With increased cyber threats, why should smaller Financial Services firms turn to a virtual Chief Information Security Officer?
In today’s fast-paced digital landscape, businesses of all sizes are faced with an increasing number of cybersecurity threats, but financial services is the industry which is most targeted. This isn’t hard to work out why. Long before the information age, Willie Sutton, one of the FBI’s most wanted criminals, was asked in 1993 “Why do you rob banks?” He simply replied, “Because that’s where the money is.”
Thankfully, financial services firms aren’t the most likely to be breached as they spend more money on cyber security than anyone else. The need to invest in security of course is also driven by the fact they are highly regulated businesses.
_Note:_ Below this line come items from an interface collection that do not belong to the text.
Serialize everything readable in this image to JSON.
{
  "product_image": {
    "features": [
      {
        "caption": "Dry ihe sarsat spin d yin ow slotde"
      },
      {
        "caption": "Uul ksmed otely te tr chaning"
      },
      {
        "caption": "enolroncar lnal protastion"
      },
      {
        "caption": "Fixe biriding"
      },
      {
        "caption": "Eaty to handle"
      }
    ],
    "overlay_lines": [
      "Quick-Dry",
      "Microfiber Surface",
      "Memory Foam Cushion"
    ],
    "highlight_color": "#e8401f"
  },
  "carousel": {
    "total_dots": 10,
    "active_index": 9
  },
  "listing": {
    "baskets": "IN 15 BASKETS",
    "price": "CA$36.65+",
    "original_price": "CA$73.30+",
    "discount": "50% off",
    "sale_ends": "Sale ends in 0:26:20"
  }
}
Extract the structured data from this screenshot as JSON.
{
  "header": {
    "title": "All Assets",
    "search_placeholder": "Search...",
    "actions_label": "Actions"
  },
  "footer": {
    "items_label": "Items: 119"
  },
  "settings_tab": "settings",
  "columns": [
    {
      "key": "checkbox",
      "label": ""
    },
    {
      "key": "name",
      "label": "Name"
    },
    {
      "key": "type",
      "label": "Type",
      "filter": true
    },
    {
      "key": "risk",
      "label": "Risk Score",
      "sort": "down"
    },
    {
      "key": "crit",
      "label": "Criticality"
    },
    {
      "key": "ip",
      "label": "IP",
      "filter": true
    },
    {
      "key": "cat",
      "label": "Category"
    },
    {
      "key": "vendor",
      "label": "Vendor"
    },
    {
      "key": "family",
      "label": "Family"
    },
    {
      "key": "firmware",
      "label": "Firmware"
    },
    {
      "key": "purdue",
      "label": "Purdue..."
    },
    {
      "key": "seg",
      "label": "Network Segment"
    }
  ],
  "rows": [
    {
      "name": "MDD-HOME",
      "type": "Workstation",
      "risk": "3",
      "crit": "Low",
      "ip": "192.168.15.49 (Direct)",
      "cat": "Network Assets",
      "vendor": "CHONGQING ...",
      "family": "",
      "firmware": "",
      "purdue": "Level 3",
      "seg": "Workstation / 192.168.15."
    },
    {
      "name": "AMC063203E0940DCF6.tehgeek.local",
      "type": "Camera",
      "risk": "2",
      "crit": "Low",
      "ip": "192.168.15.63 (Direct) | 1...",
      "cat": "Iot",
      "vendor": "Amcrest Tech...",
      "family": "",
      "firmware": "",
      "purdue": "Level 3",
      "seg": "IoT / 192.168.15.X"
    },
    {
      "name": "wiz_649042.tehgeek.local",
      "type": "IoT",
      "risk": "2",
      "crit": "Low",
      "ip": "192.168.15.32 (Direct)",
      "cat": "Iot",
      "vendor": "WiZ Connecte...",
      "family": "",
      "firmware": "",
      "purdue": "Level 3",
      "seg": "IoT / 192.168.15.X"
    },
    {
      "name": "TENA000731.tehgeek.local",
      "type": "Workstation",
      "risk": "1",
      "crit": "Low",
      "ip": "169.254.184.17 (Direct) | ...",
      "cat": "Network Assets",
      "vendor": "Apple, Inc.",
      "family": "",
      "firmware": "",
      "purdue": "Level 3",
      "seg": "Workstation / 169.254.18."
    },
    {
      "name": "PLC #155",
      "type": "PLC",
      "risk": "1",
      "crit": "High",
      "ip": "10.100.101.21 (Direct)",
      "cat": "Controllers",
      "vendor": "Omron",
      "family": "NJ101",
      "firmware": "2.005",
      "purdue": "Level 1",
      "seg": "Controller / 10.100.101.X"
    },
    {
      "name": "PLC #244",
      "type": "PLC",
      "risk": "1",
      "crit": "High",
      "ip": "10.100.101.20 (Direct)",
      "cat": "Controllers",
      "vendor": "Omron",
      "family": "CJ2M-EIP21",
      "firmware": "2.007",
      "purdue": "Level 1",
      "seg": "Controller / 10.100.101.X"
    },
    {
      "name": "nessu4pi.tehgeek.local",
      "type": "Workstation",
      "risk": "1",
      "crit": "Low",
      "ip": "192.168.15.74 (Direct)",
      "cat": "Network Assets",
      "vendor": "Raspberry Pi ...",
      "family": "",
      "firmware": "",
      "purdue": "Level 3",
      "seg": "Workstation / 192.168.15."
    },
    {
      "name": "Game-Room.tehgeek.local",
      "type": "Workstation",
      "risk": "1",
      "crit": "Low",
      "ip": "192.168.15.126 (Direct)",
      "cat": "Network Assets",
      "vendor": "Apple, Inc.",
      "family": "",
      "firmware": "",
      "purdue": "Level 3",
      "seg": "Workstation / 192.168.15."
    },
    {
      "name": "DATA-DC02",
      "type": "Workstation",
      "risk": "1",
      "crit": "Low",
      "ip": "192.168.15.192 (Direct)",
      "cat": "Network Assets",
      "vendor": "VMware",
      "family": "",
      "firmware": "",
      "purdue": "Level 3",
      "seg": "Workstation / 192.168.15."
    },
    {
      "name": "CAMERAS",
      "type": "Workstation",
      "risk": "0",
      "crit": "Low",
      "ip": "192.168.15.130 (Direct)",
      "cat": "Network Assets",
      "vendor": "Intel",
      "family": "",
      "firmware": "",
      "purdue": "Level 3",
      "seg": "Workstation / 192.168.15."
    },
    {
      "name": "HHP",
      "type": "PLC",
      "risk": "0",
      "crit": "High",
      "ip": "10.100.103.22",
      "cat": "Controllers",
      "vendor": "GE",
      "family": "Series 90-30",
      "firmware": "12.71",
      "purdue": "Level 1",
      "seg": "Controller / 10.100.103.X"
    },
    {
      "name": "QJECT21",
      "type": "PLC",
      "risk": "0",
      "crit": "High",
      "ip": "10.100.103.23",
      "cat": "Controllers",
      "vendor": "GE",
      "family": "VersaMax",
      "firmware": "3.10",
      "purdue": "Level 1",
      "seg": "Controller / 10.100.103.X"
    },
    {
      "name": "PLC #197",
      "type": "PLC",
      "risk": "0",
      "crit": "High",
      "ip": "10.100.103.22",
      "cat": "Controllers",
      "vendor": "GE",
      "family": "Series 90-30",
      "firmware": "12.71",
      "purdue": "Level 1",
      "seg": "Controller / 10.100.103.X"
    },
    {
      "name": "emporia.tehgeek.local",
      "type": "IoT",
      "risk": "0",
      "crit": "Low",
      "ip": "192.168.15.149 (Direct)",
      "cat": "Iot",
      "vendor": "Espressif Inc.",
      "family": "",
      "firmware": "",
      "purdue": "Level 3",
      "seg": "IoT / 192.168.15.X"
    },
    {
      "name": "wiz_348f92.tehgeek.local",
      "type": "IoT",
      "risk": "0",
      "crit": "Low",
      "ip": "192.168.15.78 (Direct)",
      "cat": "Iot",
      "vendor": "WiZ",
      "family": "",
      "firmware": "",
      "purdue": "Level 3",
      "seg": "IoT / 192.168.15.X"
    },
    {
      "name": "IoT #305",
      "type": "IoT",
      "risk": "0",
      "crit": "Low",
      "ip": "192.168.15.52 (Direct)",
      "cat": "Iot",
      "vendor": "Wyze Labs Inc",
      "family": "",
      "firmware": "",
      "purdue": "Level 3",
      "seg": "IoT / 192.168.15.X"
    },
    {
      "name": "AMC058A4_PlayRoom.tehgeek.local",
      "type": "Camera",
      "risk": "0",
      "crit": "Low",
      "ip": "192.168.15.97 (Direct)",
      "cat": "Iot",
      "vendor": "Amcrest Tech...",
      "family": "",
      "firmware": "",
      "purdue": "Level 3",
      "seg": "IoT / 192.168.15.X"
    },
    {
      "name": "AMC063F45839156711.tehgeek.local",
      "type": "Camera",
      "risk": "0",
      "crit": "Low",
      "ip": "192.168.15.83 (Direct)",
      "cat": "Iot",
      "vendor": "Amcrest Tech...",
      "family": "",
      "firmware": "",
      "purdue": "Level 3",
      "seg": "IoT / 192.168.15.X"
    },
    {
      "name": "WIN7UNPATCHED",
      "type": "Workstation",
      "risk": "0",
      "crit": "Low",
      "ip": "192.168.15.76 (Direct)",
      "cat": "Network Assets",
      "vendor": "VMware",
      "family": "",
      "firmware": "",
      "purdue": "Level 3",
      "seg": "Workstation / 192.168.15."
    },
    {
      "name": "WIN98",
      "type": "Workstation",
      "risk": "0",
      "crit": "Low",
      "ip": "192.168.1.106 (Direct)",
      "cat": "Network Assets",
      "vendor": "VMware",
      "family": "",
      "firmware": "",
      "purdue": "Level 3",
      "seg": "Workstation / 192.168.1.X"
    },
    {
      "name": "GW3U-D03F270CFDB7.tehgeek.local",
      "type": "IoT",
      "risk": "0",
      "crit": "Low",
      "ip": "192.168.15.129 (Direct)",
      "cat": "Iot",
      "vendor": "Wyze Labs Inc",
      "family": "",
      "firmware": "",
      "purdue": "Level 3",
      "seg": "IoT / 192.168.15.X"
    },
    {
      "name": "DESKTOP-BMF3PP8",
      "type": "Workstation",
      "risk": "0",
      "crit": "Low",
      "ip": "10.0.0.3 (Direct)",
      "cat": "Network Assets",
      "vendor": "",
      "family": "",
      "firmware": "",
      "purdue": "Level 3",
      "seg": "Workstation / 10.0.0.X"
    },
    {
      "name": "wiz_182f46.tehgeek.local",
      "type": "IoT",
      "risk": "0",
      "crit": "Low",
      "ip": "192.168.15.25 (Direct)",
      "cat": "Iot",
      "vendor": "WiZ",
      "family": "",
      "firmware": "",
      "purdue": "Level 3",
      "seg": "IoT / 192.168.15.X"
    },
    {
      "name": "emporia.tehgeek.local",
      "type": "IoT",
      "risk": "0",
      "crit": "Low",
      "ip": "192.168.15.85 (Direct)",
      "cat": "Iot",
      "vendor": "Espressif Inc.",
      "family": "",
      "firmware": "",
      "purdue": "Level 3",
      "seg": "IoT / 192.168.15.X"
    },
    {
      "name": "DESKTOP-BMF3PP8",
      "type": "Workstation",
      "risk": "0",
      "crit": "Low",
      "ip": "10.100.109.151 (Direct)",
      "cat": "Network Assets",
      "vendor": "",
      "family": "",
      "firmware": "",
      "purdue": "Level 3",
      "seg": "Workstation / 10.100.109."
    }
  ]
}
If they don’t have robust security measures in place, they will be subject to hefty fines or may potentially be put out of business.
Big or small, the same challenges exist
Small to medium financial service firms (e.g. boutique Assets Managers, Hedge Funds, Private Equity Firms etc) are no different to the larger financial institutions as they are subject to the same regulations and risks. In fact, smaller firms can often be seen as a simpler, more lucrative and softer target than the bigger firms. This is because they can have a small business mentality, where the CEO has decided he/she doesn’t want “corporate grade” security as it’s his/her business and doesn’t want the inconvenience or to spend the money.
Many firms, however, are really having to invest more in their cyber security, but being small means they are not large enough to fully justify the expense of employing their own cyber team. Their instinct is normally always to outsource, so they can keep focused on their core business. Within cyber security, this typically means using third-party managed security services such as a Security Operations Centre (SOC) service, perhaps also combined with an annual penetration test from an independent third party.
The issue with this is that it does not adequately manage the overall cyber risks which are facing their business. Big gaps may still exist in leadership, advice, governance, risk and compliance; ultimately ensuring an overall information security programme in place.
This is where firms should look to employ a “virtual” Chief Information Security Officer.
What does a “virtual” Chief Information Security Officer do?
There are many potential responsibilities, but for small firms, we would expect them to cover the following five areas:
- Developing and documenting the firm’s Cyber Strategy
- Performing cyber risk assessments
- Carrying our regular security testing with third parties
- Supporting the adoption of cyber security frameworks, such as Cyber Essentials or NIST
- Ensuring the company has the right policies and procedures in place
Also, the Board is accountable for Cyber Security, which means they need strong advice and executive-level reporting, which a “virtual” CISO will be experienced in and could help.
Why would I need a “virtual” Chief Information Security Officer?
Smaller Financial Services firms are not large enough to justify the expense of employing a full-time chief information security officer (CISO), in addition, they are unlikely to attract the right candidate due to their low complex requirement.
To fully protect themselves, firms must have an end-to-end robust information security system. It is not enough just to use third parties to manage technical security operations and perform the regular penetration tests as no internal staff will have the skills and experience to create this.
Information security is a very wide-ranging topic, so it is very easy to get lost trying to work out what elements should be applied to a business, often ending up with either too little or a massive sledgehammer to crack a nut. A “virtual” CISO can solve this problem by delivering an information security programme which is tailored to the business size, budget and risk appetite. This ensures regulatory compliance is met as the regulatory expects there is a clearly defined information security strategy and system in place and it’s documented.
Is it time to follow the trend?
In summary, a “virtual” CISO is now becoming very commonplace with small financial firms, perhaps even more common than “virtual” Chief Technology Officer roles. This is because the scope and scale of the information technology environment tends to be low, whereas the overall information security risk is high, given the sensitivity of information, amounts of money being managed, high-value targets, and the need to demonstrate to the regulator adequate controls are in place.